What Volkswagen refers to as the "off-road mode" is abandoned if you deliberately switch off the engine, but not if you stall accidentally, which I must say seems awfully clever.
Furthermore, the Escape has extra body and underbody protection, and it also has its own specific tyres. These seem to have the effect of improving ride quality on tarmac, since Mike Grundon is unimpressed by the regular Tiguan in this respect, while I - notoriously picky in these matters - thought the Escape rode pretty well. If there really is a difference, it has to be down to the tyres, since the Escape has the same suspension set-up as the S and SE.
In addition to the decent ride, the Escape handles pretty well too, though it doesn't take long for the high centre of gravity to make itself known when you start pushing hard. The TDI engine provides quite enough power in this form (I doubt that the 168bhp version would make the Escape better than it is already), and despite not being a big fan of automatics I liked the test car's Tiptronic six-speed unit.
You can change gear manually if you like, but the box is exceptionally good at guessing which ratio you need, and I generally left it to make its own decisions.
The basic price of the automatic is £23,270 (the six-speed manual being £1250 cheaper). Not included in that sum are several options fitted to the test car, including the excellent touchscreen DVD satellite navigation and entertainment, and the Park Assist system which first came to production last year in the Touran.
If you opt for the satnav/entertainment set-up you also get a rear parking camera, and this may prove to be worth the extra expense all on its own. Turning round to look behind you is hardly worth the bother because there's so little glass to see through at the back, and the camera makes it less likely that you'll rattle the Escape's hindquarters expensively into a nearby solid object.

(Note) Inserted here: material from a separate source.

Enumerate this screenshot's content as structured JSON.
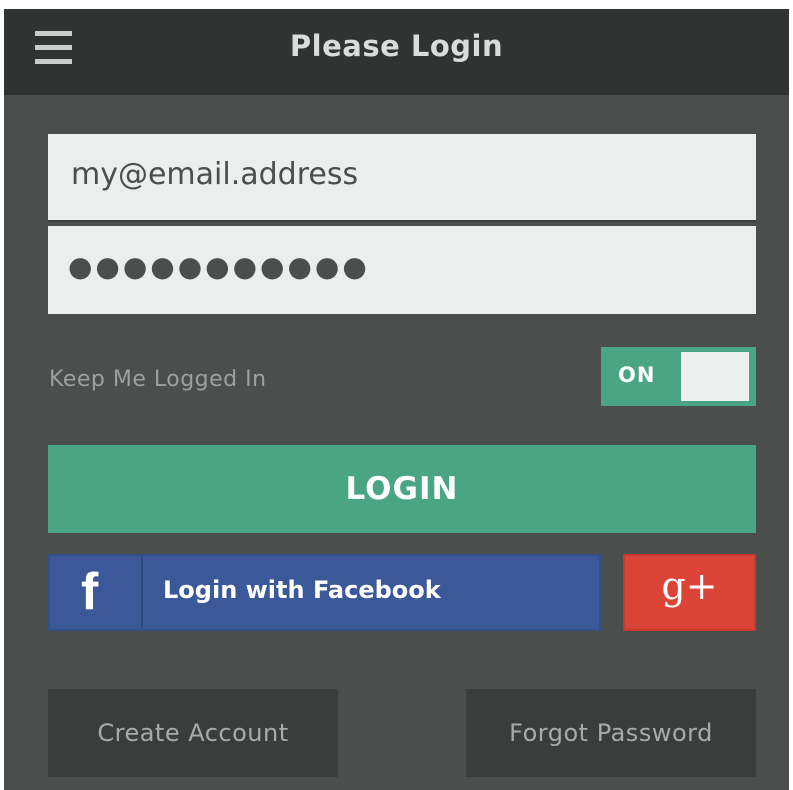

The rear of the car is more sensible in other ways; luggage capacity varies from 395 to 1510 litres, and there are plenty of ways to use that space since the 60/40 split rear seats can be folded flat, reclined and even slid across a 16cm range to take into account either large passengers or the need to gain a little more luggage space.